▶ _App and web page records_:
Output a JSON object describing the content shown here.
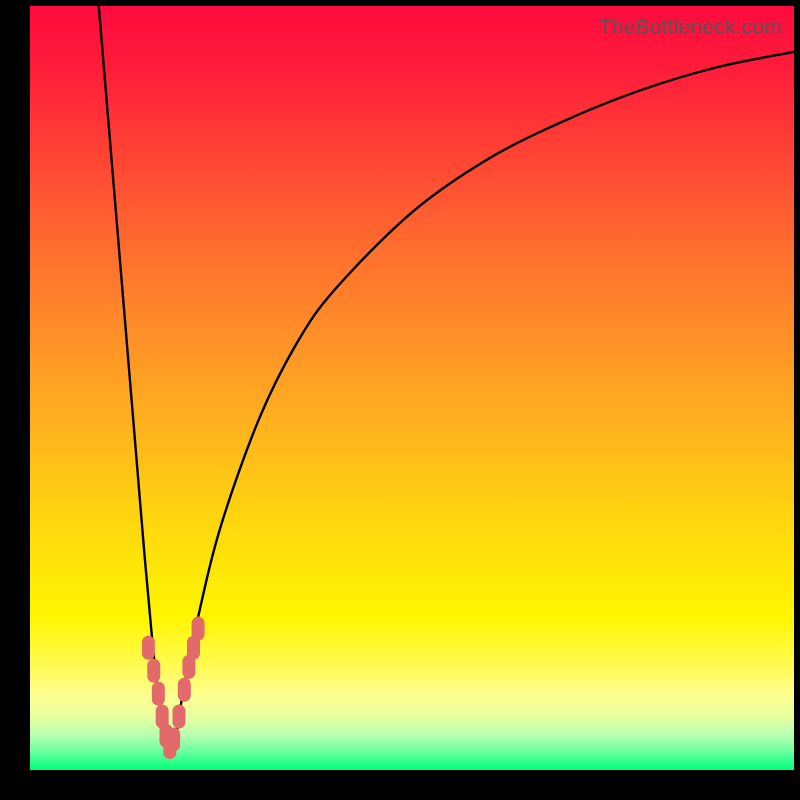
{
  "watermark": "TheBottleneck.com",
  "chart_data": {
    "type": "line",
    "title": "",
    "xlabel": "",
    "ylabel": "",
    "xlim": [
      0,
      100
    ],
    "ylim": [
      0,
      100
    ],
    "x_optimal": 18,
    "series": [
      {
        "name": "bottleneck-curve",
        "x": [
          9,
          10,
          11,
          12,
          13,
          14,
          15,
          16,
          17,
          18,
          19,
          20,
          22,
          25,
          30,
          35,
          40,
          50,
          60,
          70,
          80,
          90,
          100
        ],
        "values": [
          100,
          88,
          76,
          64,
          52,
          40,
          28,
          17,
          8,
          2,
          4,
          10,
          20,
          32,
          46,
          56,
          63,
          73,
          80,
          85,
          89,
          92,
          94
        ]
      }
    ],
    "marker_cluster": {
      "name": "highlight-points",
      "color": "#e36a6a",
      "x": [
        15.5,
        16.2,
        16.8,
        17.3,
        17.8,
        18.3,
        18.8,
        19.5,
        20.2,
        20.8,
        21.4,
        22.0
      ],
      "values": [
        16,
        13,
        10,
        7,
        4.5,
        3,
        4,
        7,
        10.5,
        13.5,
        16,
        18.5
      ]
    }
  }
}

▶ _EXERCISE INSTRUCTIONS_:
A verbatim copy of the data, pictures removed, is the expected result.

▶ _RESULT OF THE EXERCISE_:
Output a JSON object describing the content shown here.
{
  "watermark": "TheBottleneck.com",
  "chart_data": {
    "type": "line",
    "title": "",
    "xlabel": "",
    "ylabel": "",
    "xlim": [
      0,
      100
    ],
    "ylim": [
      0,
      100
    ],
    "x_optimal": 18,
    "series": [
      {
        "name": "bottleneck-curve",
        "x": [
          9,
          10,
          11,
          12,
          13,
          14,
          15,
          16,
          17,
          18,
          19,
          20,
          22,
          25,
          30,
          35,
          40,
          50,
          60,
          70,
          80,
          90,
          100
        ],
        "values": [
          100,
          88,
          76,
          64,
          52,
          40,
          28,
          17,
          8,
          2,
          4,
          10,
          20,
          32,
          46,
          56,
          63,
          73,
          80,
          85,
          89,
          92,
          94
        ]
      }
    ],
    "marker_cluster": {
      "name": "highlight-points",
      "color": "#e36a6a",
      "x": [
        15.5,
        16.2,
        16.8,
        17.3,
        17.8,
        18.3,
        18.8,
        19.5,
        20.2,
        20.8,
        21.4,
        22.0
      ],
      "values": [
        16,
        13,
        10,
        7,
        4.5,
        3,
        4,
        7,
        10.5,
        13.5,
        16,
        18.5
      ]
    }
  }
}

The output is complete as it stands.